The trail comes to a section of challenging slickrock after popping over the ridge. The challenging part is only about 8 feet long and going in this direction all you have to do is scoot down it on your seat. We have seen people with good traction simply walk up and down it so for the well equipped with a good set of knees it is just another bump in the trail. The picture probably makes it look more hazardous than it really is. It isn't like a cliff that you need to worry about falling off of but more like a rounded dome of rock where you slide down a short section to the boulder, wedge past the boulder to another short slope that has good footing and then scramble down a 3 or 4 foot spot where you are once again on your way.


Once over the ridge and down the slickrock it is less than a mile of moderate to easy hiking to the point where the loop began.
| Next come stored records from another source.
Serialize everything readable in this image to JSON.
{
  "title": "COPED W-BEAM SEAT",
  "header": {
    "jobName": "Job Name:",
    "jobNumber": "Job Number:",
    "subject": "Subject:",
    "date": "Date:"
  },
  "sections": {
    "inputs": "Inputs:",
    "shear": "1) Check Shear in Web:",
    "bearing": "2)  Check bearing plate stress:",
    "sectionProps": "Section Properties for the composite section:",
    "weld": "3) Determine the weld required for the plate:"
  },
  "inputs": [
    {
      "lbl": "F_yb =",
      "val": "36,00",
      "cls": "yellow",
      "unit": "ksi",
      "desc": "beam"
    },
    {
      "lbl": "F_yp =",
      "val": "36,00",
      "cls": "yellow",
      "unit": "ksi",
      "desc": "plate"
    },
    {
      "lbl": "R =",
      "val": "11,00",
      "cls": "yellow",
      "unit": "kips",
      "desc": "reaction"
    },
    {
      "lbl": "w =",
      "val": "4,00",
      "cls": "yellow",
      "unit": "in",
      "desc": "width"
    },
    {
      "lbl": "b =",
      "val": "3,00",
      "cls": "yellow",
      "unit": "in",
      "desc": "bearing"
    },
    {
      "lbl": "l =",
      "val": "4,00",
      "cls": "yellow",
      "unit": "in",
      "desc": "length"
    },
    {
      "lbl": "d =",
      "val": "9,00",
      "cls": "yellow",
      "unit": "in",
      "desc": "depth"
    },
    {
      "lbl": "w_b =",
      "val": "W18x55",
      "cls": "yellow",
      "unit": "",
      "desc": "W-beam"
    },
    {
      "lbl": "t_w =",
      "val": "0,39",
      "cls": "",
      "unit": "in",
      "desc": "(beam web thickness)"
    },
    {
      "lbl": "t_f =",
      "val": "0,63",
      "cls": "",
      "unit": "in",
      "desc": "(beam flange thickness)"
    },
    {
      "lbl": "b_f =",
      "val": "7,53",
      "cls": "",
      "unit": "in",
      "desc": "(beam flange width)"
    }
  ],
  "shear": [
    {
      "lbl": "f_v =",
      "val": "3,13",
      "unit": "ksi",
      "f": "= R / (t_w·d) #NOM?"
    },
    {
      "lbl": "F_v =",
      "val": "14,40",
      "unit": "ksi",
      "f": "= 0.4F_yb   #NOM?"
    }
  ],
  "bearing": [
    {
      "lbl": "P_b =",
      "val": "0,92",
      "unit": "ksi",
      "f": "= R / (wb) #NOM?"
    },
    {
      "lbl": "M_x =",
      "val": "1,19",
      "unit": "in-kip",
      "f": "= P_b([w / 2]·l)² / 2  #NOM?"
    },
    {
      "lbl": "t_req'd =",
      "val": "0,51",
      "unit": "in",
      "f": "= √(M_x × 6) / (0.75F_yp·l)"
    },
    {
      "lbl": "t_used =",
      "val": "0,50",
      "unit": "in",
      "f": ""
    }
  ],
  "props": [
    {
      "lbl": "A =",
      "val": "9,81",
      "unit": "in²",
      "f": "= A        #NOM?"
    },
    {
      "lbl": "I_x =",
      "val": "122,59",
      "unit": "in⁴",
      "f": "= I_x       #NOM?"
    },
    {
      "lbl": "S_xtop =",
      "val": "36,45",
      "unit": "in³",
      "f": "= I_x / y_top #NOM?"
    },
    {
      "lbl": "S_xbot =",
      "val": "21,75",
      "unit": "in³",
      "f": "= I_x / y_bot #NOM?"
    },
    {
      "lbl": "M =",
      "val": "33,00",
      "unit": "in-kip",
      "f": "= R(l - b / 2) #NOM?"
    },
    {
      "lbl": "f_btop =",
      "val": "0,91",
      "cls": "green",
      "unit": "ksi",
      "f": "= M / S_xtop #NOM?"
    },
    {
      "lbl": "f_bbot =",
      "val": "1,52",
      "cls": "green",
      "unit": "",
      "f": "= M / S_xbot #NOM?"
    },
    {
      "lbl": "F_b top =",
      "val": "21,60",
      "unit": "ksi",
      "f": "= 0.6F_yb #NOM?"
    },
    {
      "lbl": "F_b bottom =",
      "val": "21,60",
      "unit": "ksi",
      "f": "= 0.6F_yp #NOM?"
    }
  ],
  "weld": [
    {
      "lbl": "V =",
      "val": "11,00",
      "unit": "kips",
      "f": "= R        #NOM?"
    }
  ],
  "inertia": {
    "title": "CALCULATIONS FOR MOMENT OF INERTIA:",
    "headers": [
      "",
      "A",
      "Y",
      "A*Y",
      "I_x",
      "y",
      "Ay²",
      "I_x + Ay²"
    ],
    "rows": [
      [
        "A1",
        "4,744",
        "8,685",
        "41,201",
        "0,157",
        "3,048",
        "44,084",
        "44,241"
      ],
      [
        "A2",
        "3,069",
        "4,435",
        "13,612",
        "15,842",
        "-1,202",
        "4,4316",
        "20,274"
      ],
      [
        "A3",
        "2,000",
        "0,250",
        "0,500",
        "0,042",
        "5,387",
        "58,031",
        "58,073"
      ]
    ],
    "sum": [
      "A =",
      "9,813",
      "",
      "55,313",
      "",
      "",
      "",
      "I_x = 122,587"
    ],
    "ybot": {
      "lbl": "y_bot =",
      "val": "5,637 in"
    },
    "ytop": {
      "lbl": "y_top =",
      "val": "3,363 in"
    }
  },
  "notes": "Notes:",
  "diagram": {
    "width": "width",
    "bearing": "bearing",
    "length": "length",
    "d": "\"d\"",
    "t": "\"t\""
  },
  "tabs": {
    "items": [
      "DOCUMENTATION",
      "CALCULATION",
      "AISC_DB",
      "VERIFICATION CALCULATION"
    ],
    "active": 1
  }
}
From there the remaining 1.1 miles back to the trailhead should all be familiar ground.


The trails in the Needles District tend to be well marked with cairns where the routes travel over rock and signs at each of the trail junctions that indicate how far it is to the next junction or point of interest. There are a lot of interconnecting routes though and it is best to always take a map along. We recommend printing out a copy from the Park's website and if you want a map with topo lines you can print the one to the right and take it also. If you are a serious hiker with a GPS you can also download our GPX file and preload it onto your device before setting out. As far as Lost Canyon goes, if you would like to see it for yourself then all you have to do is 'Take a hike'.